The Bus that Went to War
We had a recent visitor from the National Association of Road Transport Museums who was interested in our Historic Photograph Collection and wanted particularly to see the two images below of a group outing at Hilperton pictured on a ‘private bus’.
I was intrigued to learn that this bus not only had an interesting past but also an interesting present! It is reg. LH8186 and chassis no. B2737; now known as the ‘Battle Bus’. It has been part of an HLF funded project to restore one of the last surviving B-type buses back to working condition and to its first world wartime appearance.
The London General Omnibus Company B-type bus was introduced in 1910 when buses were mostly still horse-drawn but by 1913 there were 2,500 B-type buses. They had proved themselves to be mechanically reliable and became the first successfully mass-produced motor-bus.
After the outbreak of war in 1914 the buses were commandeered by the War Department along with many of their drivers and mechanics. The buses were protected with wooden boards and painted khaki for camouflage. They were each able to transport 24 soldiers along with their equipment to and from the Front Line and were also used variously as ambulances, lorries and even mobile pigeon lofts! Around 1,200 London General Omnibus vehicles were used in this way, mostly in France and Belgium.

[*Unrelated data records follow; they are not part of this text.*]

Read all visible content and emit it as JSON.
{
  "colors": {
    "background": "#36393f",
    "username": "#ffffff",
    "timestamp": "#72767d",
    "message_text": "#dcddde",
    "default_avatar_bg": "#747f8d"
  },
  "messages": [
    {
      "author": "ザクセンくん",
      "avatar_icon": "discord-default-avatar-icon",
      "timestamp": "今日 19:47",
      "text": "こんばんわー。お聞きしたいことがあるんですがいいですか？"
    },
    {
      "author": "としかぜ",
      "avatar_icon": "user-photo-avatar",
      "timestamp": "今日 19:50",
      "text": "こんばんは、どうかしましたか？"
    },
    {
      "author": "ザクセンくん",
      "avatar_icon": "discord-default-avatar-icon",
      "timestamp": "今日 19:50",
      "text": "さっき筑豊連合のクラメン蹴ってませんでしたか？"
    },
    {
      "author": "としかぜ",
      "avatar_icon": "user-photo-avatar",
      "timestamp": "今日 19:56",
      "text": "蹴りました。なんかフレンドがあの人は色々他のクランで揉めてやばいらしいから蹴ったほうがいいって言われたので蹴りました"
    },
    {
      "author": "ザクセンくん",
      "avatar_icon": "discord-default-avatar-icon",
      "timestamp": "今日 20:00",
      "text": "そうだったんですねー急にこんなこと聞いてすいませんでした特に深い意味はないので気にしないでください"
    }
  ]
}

LH8186 initially served route 9 in the Borough of Richmond, between Barnes and Liverpool Street before being commandeered by the War Department. Upon its return to London after the war it was used as a (still khaki) “Traffic Emergency Bus” before being reconditioned and sold to the National Omnibus Transport Company in February 1922. At some point after this it came to Wiltshire and we now know that the below images of a bus serving Trowbridge also show the same LH8186.
The restoration of this bus by the London Transport Museum was completed in 2014, initially in its red London General Omnibus Company guise before being converted to how it would have been kitted out by the War Department. The bus has since toured key WW1 sites in Belgium and France and appeared at military related events across the country. You can find our more here (http://www.ltmuseum.co.uk/support-us/make-a-donation/battle-bus )
It is nice to know that the LH8186 in our old photographs is having another lease of life …A bus that has truly been on its travels.
Naomi Sackett, Community History Advisor